- Given entries -
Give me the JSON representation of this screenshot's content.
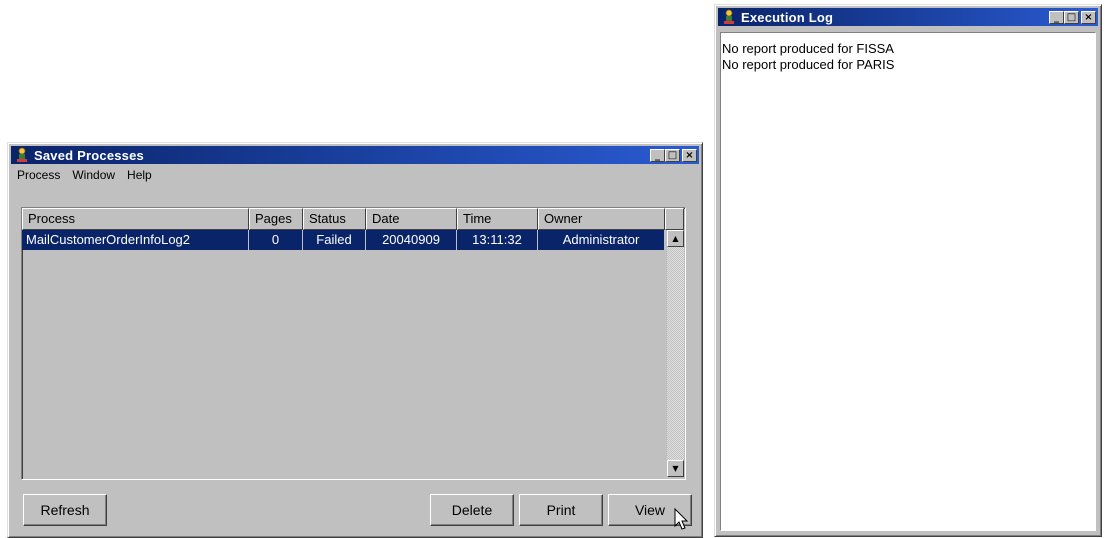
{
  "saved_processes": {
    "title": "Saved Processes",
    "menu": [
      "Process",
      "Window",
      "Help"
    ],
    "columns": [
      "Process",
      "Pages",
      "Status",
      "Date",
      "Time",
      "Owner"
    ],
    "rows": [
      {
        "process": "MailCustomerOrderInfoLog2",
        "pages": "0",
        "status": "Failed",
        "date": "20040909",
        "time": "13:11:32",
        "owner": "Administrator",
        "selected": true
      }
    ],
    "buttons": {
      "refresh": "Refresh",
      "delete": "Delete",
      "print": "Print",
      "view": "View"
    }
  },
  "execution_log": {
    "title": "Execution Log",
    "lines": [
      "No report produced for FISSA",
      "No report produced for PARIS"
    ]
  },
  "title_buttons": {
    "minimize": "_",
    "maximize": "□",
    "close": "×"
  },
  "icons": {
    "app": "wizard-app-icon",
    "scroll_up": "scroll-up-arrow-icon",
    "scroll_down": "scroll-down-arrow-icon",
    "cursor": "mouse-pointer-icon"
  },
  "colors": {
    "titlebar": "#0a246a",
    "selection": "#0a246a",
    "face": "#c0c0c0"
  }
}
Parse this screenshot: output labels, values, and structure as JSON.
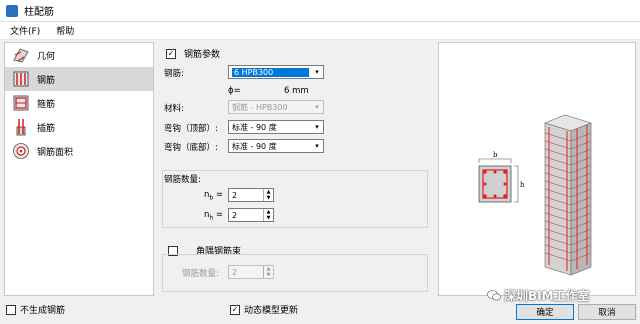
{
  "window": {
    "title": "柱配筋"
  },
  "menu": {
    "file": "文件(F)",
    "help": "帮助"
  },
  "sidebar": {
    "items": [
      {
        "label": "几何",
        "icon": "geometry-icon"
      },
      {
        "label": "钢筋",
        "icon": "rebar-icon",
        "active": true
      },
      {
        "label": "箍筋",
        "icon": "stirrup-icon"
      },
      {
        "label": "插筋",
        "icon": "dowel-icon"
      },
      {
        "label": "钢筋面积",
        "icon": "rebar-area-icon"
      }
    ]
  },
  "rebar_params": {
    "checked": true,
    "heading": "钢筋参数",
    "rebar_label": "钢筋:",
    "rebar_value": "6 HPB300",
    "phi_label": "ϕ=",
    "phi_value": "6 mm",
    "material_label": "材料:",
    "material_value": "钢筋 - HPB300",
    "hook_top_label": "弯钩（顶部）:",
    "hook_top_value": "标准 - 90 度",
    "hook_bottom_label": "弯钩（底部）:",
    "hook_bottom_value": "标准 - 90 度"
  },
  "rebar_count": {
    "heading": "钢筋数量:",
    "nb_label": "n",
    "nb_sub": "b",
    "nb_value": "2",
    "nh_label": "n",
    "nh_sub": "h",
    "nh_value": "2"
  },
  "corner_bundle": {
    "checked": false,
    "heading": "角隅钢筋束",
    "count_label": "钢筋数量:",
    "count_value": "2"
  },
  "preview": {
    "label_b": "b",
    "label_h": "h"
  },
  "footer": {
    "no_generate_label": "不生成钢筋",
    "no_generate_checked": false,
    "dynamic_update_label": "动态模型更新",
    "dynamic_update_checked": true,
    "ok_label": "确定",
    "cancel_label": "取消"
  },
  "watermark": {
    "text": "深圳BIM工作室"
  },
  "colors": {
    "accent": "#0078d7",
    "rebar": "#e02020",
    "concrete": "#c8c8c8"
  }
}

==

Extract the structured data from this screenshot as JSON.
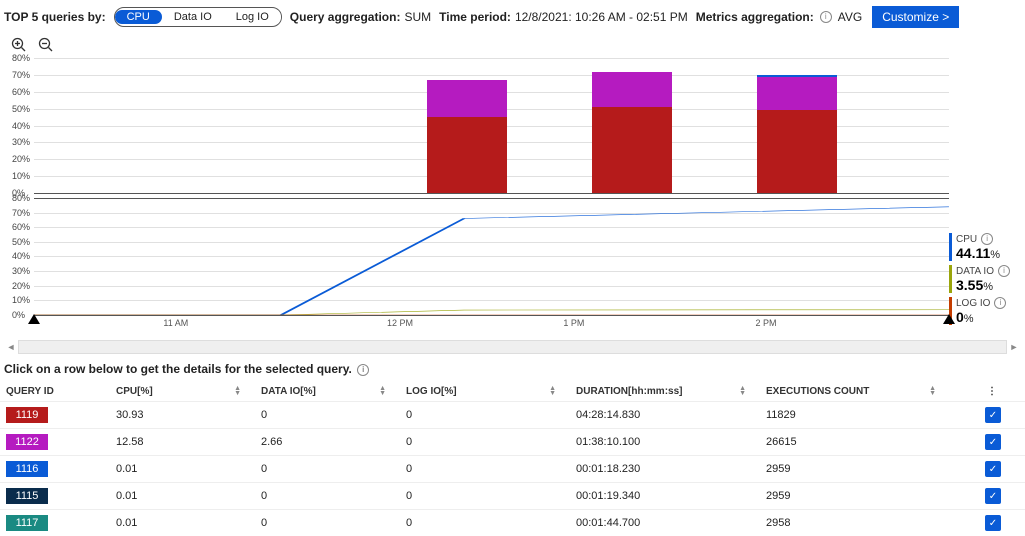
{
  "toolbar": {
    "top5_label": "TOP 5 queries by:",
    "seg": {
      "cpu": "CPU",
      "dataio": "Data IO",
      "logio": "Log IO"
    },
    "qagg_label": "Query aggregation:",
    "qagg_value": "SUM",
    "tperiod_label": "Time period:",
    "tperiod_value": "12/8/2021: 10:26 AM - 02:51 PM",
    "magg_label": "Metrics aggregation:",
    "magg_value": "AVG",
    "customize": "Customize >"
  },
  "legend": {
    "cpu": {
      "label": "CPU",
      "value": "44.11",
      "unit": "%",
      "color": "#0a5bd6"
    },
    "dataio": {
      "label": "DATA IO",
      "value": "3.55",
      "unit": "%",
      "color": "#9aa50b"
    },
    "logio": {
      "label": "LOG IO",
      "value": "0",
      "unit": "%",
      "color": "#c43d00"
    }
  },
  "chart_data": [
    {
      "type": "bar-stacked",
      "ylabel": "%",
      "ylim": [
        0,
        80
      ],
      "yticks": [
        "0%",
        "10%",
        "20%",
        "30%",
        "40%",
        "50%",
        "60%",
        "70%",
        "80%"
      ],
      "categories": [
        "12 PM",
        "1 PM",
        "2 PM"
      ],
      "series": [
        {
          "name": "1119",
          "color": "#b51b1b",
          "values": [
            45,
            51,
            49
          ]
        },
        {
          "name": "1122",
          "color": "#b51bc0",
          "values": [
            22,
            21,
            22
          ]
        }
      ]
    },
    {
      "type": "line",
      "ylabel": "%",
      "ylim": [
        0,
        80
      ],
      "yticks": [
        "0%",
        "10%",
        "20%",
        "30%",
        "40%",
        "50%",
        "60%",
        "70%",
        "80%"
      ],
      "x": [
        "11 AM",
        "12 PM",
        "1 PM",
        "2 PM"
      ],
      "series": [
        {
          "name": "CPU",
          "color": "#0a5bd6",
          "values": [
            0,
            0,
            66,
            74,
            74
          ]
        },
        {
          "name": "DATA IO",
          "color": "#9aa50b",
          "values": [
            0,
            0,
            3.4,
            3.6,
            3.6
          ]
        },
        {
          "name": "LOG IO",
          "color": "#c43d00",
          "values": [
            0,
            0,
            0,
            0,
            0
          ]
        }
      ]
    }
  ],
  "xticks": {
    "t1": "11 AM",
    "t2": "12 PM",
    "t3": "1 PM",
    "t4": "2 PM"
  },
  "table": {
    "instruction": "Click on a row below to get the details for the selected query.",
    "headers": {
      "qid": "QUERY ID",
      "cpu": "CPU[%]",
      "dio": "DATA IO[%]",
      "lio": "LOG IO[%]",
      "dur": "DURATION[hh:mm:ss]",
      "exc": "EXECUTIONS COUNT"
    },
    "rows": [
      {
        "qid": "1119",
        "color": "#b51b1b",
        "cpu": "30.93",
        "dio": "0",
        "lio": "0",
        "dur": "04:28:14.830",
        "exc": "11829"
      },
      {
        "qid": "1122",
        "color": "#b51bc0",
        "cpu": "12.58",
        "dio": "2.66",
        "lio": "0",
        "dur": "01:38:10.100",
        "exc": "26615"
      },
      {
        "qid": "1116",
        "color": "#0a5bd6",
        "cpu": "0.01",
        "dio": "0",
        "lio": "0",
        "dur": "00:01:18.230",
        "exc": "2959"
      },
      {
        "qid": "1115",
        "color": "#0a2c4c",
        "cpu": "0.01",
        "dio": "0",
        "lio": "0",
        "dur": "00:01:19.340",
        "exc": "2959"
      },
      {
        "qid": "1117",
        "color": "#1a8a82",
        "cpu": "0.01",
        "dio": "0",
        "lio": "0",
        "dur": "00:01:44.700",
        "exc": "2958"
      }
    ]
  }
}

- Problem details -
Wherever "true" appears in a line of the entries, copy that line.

- Result below -
        "selected": true
        "active": true
    "checked": true,
    "dynamic_update_checked": true,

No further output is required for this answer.